### Problem statement
Determine how many lines of the entries contain "data". Reply with that number alone.

─── Source material

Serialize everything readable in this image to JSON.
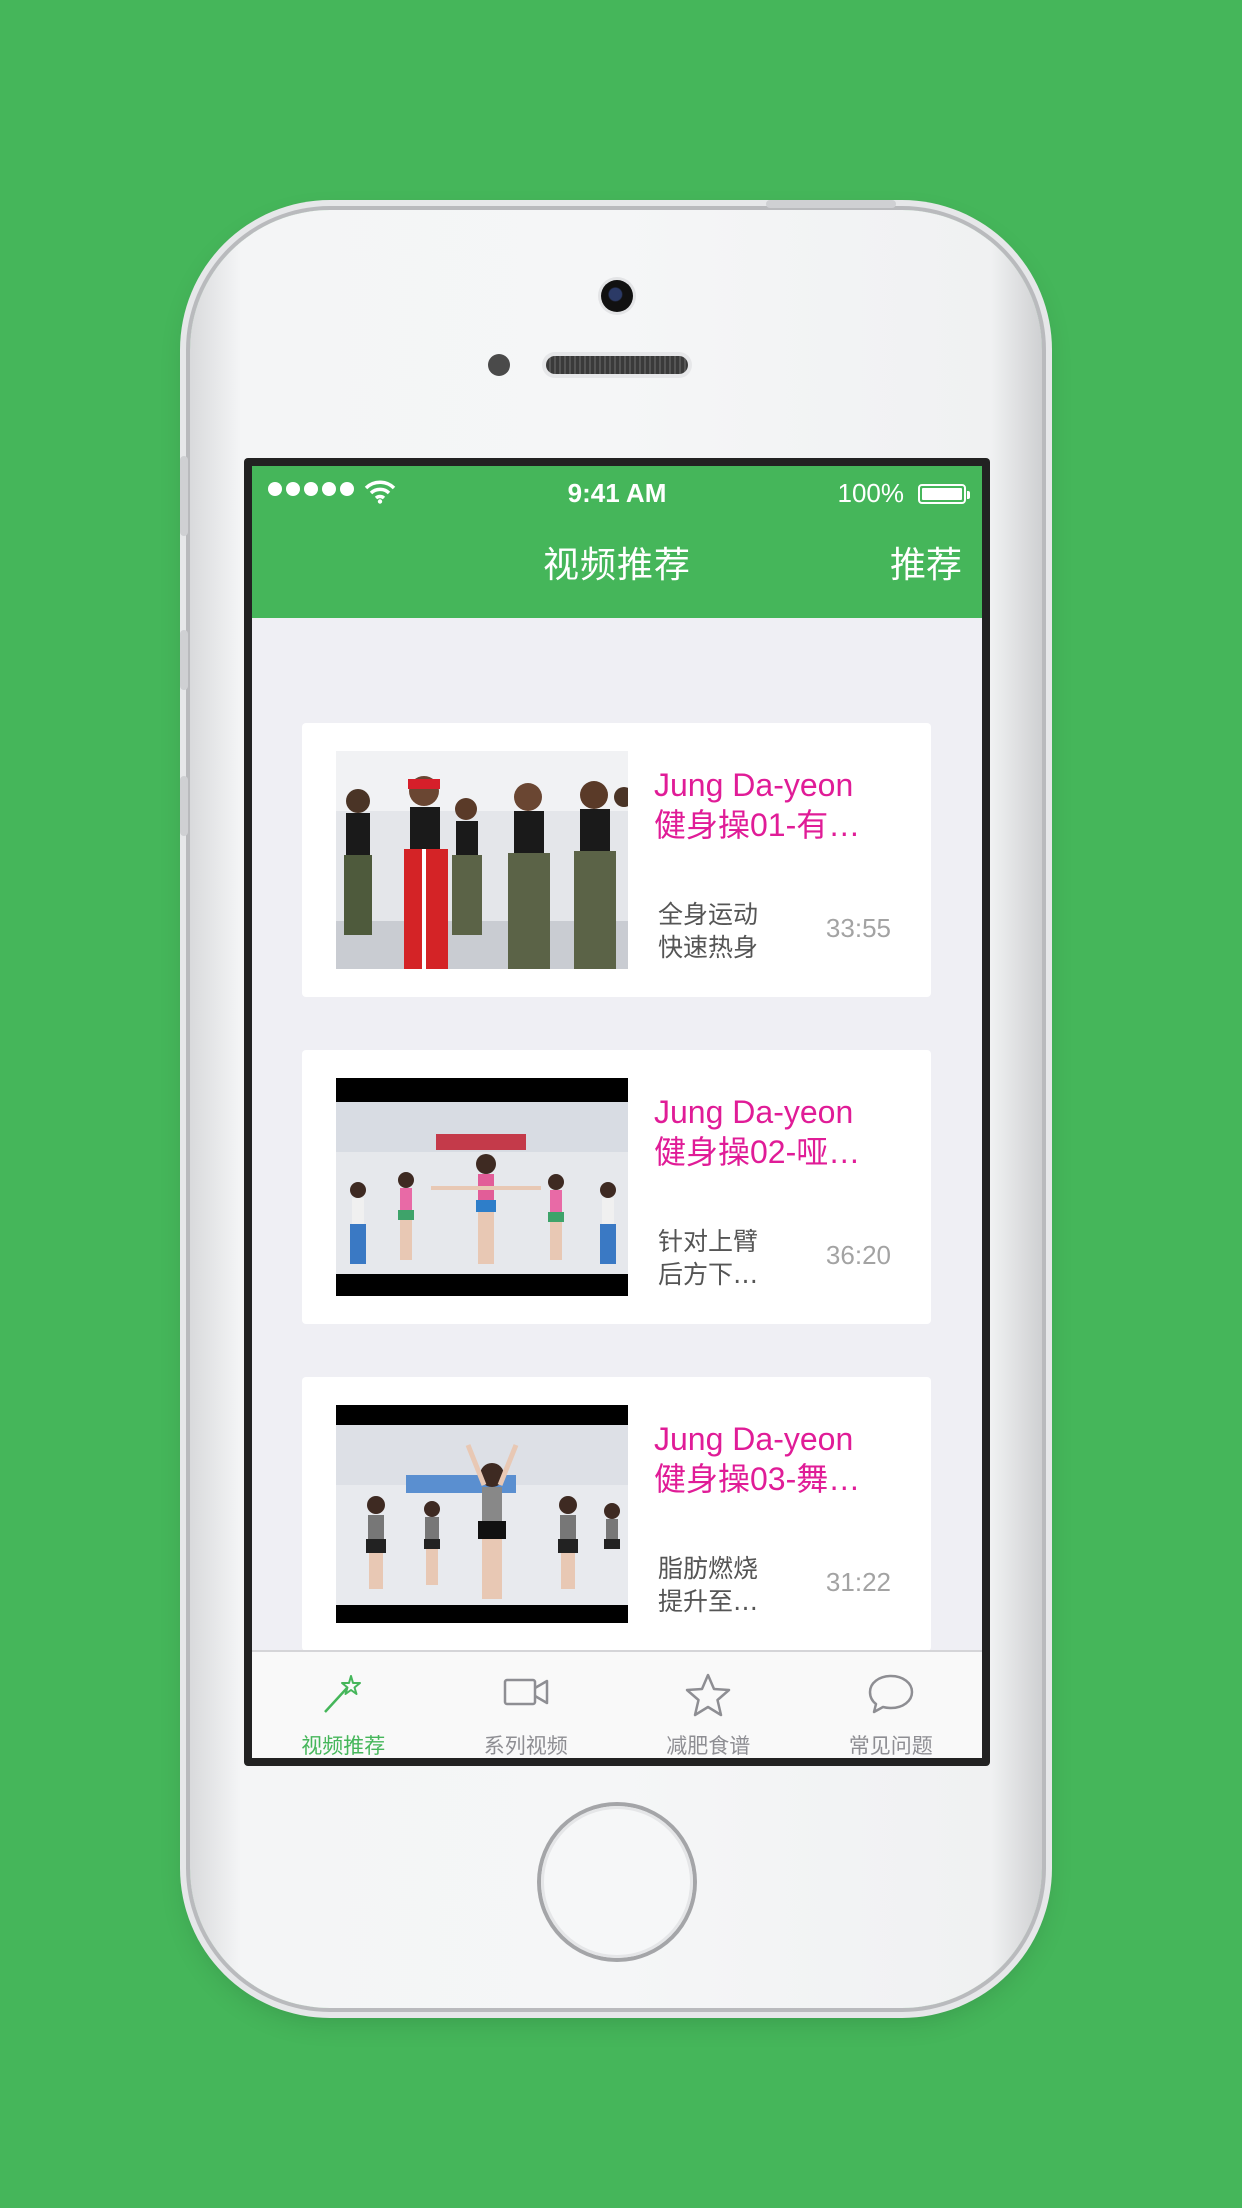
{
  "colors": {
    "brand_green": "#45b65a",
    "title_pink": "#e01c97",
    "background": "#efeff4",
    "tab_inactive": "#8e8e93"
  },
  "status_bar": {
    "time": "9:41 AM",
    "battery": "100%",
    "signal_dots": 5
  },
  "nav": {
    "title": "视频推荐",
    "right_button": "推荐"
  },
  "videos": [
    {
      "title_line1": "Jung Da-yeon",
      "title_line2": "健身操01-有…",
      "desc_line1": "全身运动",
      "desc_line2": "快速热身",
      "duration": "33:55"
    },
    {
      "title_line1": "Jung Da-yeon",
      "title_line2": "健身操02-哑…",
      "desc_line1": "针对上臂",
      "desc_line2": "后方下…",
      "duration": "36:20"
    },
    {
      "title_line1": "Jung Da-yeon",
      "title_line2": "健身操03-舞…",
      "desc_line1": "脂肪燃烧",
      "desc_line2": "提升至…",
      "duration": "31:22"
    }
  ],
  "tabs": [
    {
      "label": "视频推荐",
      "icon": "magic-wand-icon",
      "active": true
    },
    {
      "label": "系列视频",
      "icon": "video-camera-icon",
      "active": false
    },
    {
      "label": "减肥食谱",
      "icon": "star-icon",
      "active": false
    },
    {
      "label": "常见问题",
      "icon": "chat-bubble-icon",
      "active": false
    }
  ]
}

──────
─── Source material

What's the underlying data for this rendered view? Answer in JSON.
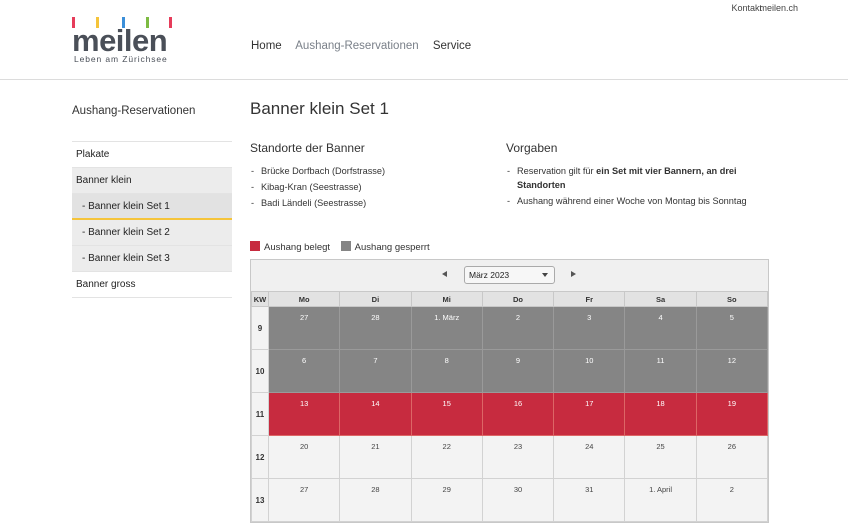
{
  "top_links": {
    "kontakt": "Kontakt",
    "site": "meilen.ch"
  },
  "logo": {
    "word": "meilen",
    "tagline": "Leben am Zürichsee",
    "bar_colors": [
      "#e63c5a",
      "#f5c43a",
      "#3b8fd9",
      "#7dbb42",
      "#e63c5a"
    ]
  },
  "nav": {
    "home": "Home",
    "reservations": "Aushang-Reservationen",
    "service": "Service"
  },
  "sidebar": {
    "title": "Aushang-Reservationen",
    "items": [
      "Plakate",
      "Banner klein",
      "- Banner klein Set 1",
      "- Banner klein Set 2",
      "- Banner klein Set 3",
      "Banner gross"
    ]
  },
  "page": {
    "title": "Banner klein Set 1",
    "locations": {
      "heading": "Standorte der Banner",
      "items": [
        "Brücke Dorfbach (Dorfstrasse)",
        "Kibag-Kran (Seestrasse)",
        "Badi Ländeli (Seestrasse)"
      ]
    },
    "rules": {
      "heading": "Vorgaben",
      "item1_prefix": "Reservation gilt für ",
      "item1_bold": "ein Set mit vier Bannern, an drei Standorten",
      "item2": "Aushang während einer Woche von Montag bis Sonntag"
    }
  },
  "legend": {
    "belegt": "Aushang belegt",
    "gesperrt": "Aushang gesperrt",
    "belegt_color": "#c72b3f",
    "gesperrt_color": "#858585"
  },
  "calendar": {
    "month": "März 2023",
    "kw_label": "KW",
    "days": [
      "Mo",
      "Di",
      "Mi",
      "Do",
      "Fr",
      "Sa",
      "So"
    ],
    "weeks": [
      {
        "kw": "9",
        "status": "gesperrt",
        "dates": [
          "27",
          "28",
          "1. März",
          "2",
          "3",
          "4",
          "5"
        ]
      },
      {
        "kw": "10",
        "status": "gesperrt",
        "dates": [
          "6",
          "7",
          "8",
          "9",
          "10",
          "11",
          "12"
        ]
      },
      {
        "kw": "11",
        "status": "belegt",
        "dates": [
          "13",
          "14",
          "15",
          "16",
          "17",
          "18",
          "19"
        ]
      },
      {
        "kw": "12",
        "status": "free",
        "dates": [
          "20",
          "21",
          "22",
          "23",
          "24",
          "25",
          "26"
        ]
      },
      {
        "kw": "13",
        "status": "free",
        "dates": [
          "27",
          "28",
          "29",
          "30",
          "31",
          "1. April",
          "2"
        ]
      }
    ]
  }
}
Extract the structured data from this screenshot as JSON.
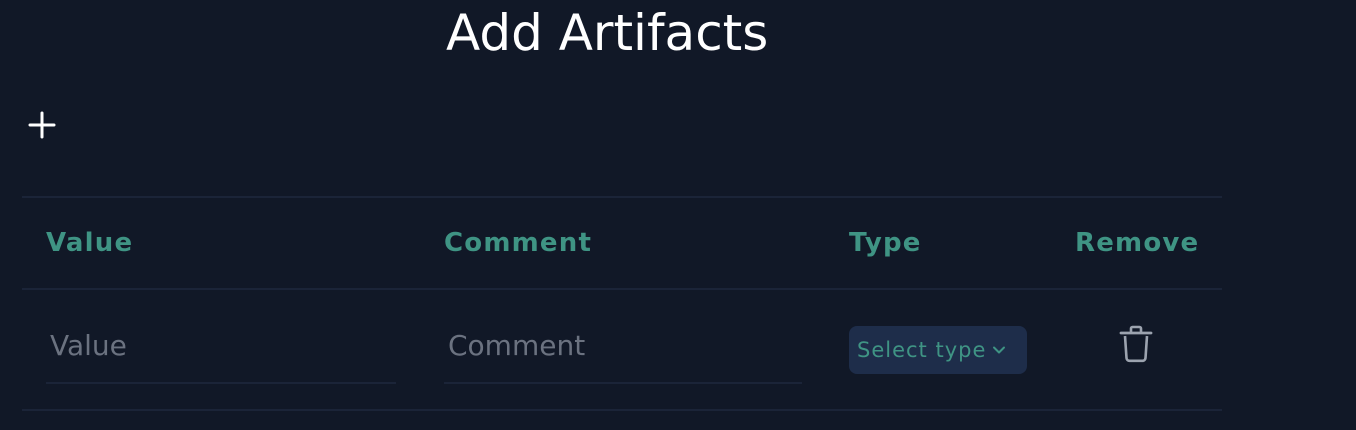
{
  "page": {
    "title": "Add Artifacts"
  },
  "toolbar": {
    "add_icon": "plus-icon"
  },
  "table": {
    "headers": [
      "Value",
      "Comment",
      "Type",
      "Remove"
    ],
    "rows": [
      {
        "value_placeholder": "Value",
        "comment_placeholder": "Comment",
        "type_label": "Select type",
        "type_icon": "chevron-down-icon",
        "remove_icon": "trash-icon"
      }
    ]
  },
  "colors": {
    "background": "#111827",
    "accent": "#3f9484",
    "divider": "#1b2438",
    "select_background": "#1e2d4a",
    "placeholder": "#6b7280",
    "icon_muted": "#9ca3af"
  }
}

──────

### Reply
2